*** Data to examine

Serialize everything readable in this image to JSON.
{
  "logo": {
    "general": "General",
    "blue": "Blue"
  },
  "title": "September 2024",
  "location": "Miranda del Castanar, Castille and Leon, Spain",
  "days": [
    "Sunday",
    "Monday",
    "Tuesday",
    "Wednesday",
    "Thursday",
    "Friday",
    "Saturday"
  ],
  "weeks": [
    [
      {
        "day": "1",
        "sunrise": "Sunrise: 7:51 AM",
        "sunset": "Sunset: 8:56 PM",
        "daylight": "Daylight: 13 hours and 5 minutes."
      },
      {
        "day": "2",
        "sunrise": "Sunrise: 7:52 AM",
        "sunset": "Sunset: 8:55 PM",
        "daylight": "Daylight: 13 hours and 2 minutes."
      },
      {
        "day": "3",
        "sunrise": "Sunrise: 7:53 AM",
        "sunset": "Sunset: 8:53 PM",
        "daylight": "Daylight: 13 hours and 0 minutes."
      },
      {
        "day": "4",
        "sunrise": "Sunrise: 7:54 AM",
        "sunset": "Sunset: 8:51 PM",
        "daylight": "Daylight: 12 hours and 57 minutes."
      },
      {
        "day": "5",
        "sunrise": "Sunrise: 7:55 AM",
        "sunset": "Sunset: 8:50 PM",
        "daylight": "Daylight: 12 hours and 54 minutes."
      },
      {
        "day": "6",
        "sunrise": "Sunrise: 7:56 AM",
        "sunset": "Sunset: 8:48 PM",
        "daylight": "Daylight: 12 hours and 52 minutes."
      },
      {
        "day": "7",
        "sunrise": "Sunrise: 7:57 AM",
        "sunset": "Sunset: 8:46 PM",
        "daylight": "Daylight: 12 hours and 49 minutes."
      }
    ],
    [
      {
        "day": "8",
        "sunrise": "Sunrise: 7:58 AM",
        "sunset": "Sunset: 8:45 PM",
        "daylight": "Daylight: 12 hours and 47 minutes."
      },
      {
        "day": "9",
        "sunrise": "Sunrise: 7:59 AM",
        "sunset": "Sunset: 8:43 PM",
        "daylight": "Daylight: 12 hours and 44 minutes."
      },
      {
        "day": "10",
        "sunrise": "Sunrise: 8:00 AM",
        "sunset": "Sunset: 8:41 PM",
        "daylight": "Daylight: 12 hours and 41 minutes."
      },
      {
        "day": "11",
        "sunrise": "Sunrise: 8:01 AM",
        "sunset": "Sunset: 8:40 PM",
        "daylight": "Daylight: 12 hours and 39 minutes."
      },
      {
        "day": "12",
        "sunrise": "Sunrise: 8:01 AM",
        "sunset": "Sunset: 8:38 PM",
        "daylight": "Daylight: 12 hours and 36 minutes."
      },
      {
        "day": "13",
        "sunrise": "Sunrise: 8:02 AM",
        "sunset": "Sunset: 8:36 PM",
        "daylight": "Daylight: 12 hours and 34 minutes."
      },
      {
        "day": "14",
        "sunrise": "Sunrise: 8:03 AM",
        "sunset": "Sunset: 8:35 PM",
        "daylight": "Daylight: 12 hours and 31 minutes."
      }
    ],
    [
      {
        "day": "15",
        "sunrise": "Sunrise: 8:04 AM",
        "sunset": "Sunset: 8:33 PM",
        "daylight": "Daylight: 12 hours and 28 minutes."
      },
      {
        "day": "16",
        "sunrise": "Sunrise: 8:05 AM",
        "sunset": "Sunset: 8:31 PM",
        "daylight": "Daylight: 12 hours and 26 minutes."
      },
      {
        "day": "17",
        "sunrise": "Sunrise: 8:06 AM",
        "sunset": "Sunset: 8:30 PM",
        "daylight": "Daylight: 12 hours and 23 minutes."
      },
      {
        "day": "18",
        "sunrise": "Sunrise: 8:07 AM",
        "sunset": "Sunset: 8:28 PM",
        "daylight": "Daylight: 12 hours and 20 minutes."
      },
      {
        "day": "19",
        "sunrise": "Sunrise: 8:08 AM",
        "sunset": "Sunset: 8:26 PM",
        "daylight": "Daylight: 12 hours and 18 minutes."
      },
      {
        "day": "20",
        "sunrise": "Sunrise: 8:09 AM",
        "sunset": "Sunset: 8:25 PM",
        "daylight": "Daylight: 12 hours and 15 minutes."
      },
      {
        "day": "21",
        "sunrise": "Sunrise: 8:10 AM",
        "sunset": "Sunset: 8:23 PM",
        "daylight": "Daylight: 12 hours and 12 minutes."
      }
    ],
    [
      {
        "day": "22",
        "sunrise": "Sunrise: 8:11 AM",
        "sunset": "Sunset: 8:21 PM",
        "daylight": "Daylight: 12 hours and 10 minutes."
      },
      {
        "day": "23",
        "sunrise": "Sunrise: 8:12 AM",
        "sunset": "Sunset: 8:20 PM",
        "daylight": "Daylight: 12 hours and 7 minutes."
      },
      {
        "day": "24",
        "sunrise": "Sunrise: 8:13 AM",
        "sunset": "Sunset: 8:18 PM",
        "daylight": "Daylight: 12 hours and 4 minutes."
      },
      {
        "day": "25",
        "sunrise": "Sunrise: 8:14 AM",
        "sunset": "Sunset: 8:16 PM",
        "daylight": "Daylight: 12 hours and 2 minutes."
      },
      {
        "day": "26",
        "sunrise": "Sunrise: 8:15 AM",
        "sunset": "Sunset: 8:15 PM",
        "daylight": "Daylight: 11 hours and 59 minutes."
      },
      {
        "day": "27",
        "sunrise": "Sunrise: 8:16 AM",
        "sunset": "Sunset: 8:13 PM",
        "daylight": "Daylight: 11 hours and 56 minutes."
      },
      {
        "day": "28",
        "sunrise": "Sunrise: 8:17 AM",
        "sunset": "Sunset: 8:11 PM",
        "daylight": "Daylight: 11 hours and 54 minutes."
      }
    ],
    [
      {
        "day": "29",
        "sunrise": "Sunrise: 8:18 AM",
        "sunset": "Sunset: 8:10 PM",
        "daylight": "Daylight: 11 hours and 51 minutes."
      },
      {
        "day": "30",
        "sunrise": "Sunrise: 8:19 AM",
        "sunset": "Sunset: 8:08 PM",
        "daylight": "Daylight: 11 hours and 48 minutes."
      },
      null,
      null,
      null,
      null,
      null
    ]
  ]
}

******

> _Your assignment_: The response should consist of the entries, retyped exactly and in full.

> _Solution to this problem_:
Serialize everything readable in this image to JSON.
{
  "logo": {
    "general": "General",
    "blue": "Blue"
  },
  "title": "September 2024",
  "location": "Miranda del Castanar, Castille and Leon, Spain",
  "days": [
    "Sunday",
    "Monday",
    "Tuesday",
    "Wednesday",
    "Thursday",
    "Friday",
    "Saturday"
  ],
  "weeks": [
    [
      {
        "day": "1",
        "sunrise": "Sunrise: 7:51 AM",
        "sunset": "Sunset: 8:56 PM",
        "daylight": "Daylight: 13 hours and 5 minutes."
      },
      {
        "day": "2",
        "sunrise": "Sunrise: 7:52 AM",
        "sunset": "Sunset: 8:55 PM",
        "daylight": "Daylight: 13 hours and 2 minutes."
      },
      {
        "day": "3",
        "sunrise": "Sunrise: 7:53 AM",
        "sunset": "Sunset: 8:53 PM",
        "daylight": "Daylight: 13 hours and 0 minutes."
      },
      {
        "day": "4",
        "sunrise": "Sunrise: 7:54 AM",
        "sunset": "Sunset: 8:51 PM",
        "daylight": "Daylight: 12 hours and 57 minutes."
      },
      {
        "day": "5",
        "sunrise": "Sunrise: 7:55 AM",
        "sunset": "Sunset: 8:50 PM",
        "daylight": "Daylight: 12 hours and 54 minutes."
      },
      {
        "day": "6",
        "sunrise": "Sunrise: 7:56 AM",
        "sunset": "Sunset: 8:48 PM",
        "daylight": "Daylight: 12 hours and 52 minutes."
      },
      {
        "day": "7",
        "sunrise": "Sunrise: 7:57 AM",
        "sunset": "Sunset: 8:46 PM",
        "daylight": "Daylight: 12 hours and 49 minutes."
      }
    ],
    [
      {
        "day": "8",
        "sunrise": "Sunrise: 7:58 AM",
        "sunset": "Sunset: 8:45 PM",
        "daylight": "Daylight: 12 hours and 47 minutes."
      },
      {
        "day": "9",
        "sunrise": "Sunrise: 7:59 AM",
        "sunset": "Sunset: 8:43 PM",
        "daylight": "Daylight: 12 hours and 44 minutes."
      },
      {
        "day": "10",
        "sunrise": "Sunrise: 8:00 AM",
        "sunset": "Sunset: 8:41 PM",
        "daylight": "Daylight: 12 hours and 41 minutes."
      },
      {
        "day": "11",
        "sunrise": "Sunrise: 8:01 AM",
        "sunset": "Sunset: 8:40 PM",
        "daylight": "Daylight: 12 hours and 39 minutes."
      },
      {
        "day": "12",
        "sunrise": "Sunrise: 8:01 AM",
        "sunset": "Sunset: 8:38 PM",
        "daylight": "Daylight: 12 hours and 36 minutes."
      },
      {
        "day": "13",
        "sunrise": "Sunrise: 8:02 AM",
        "sunset": "Sunset: 8:36 PM",
        "daylight": "Daylight: 12 hours and 34 minutes."
      },
      {
        "day": "14",
        "sunrise": "Sunrise: 8:03 AM",
        "sunset": "Sunset: 8:35 PM",
        "daylight": "Daylight: 12 hours and 31 minutes."
      }
    ],
    [
      {
        "day": "15",
        "sunrise": "Sunrise: 8:04 AM",
        "sunset": "Sunset: 8:33 PM",
        "daylight": "Daylight: 12 hours and 28 minutes."
      },
      {
        "day": "16",
        "sunrise": "Sunrise: 8:05 AM",
        "sunset": "Sunset: 8:31 PM",
        "daylight": "Daylight: 12 hours and 26 minutes."
      },
      {
        "day": "17",
        "sunrise": "Sunrise: 8:06 AM",
        "sunset": "Sunset: 8:30 PM",
        "daylight": "Daylight: 12 hours and 23 minutes."
      },
      {
        "day": "18",
        "sunrise": "Sunrise: 8:07 AM",
        "sunset": "Sunset: 8:28 PM",
        "daylight": "Daylight: 12 hours and 20 minutes."
      },
      {
        "day": "19",
        "sunrise": "Sunrise: 8:08 AM",
        "sunset": "Sunset: 8:26 PM",
        "daylight": "Daylight: 12 hours and 18 minutes."
      },
      {
        "day": "20",
        "sunrise": "Sunrise: 8:09 AM",
        "sunset": "Sunset: 8:25 PM",
        "daylight": "Daylight: 12 hours and 15 minutes."
      },
      {
        "day": "21",
        "sunrise": "Sunrise: 8:10 AM",
        "sunset": "Sunset: 8:23 PM",
        "daylight": "Daylight: 12 hours and 12 minutes."
      }
    ],
    [
      {
        "day": "22",
        "sunrise": "Sunrise: 8:11 AM",
        "sunset": "Sunset: 8:21 PM",
        "daylight": "Daylight: 12 hours and 10 minutes."
      },
      {
        "day": "23",
        "sunrise": "Sunrise: 8:12 AM",
        "sunset": "Sunset: 8:20 PM",
        "daylight": "Daylight: 12 hours and 7 minutes."
      },
      {
        "day": "24",
        "sunrise": "Sunrise: 8:13 AM",
        "sunset": "Sunset: 8:18 PM",
        "daylight": "Daylight: 12 hours and 4 minutes."
      },
      {
        "day": "25",
        "sunrise": "Sunrise: 8:14 AM",
        "sunset": "Sunset: 8:16 PM",
        "daylight": "Daylight: 12 hours and 2 minutes."
      },
      {
        "day": "26",
        "sunrise": "Sunrise: 8:15 AM",
        "sunset": "Sunset: 8:15 PM",
        "daylight": "Daylight: 11 hours and 59 minutes."
      },
      {
        "day": "27",
        "sunrise": "Sunrise: 8:16 AM",
        "sunset": "Sunset: 8:13 PM",
        "daylight": "Daylight: 11 hours and 56 minutes."
      },
      {
        "day": "28",
        "sunrise": "Sunrise: 8:17 AM",
        "sunset": "Sunset: 8:11 PM",
        "daylight": "Daylight: 11 hours and 54 minutes."
      }
    ],
    [
      {
        "day": "29",
        "sunrise": "Sunrise: 8:18 AM",
        "sunset": "Sunset: 8:10 PM",
        "daylight": "Daylight: 11 hours and 51 minutes."
      },
      {
        "day": "30",
        "sunrise": "Sunrise: 8:19 AM",
        "sunset": "Sunset: 8:08 PM",
        "daylight": "Daylight: 11 hours and 48 minutes."
      },
      null,
      null,
      null,
      null,
      null
    ]
  ]
}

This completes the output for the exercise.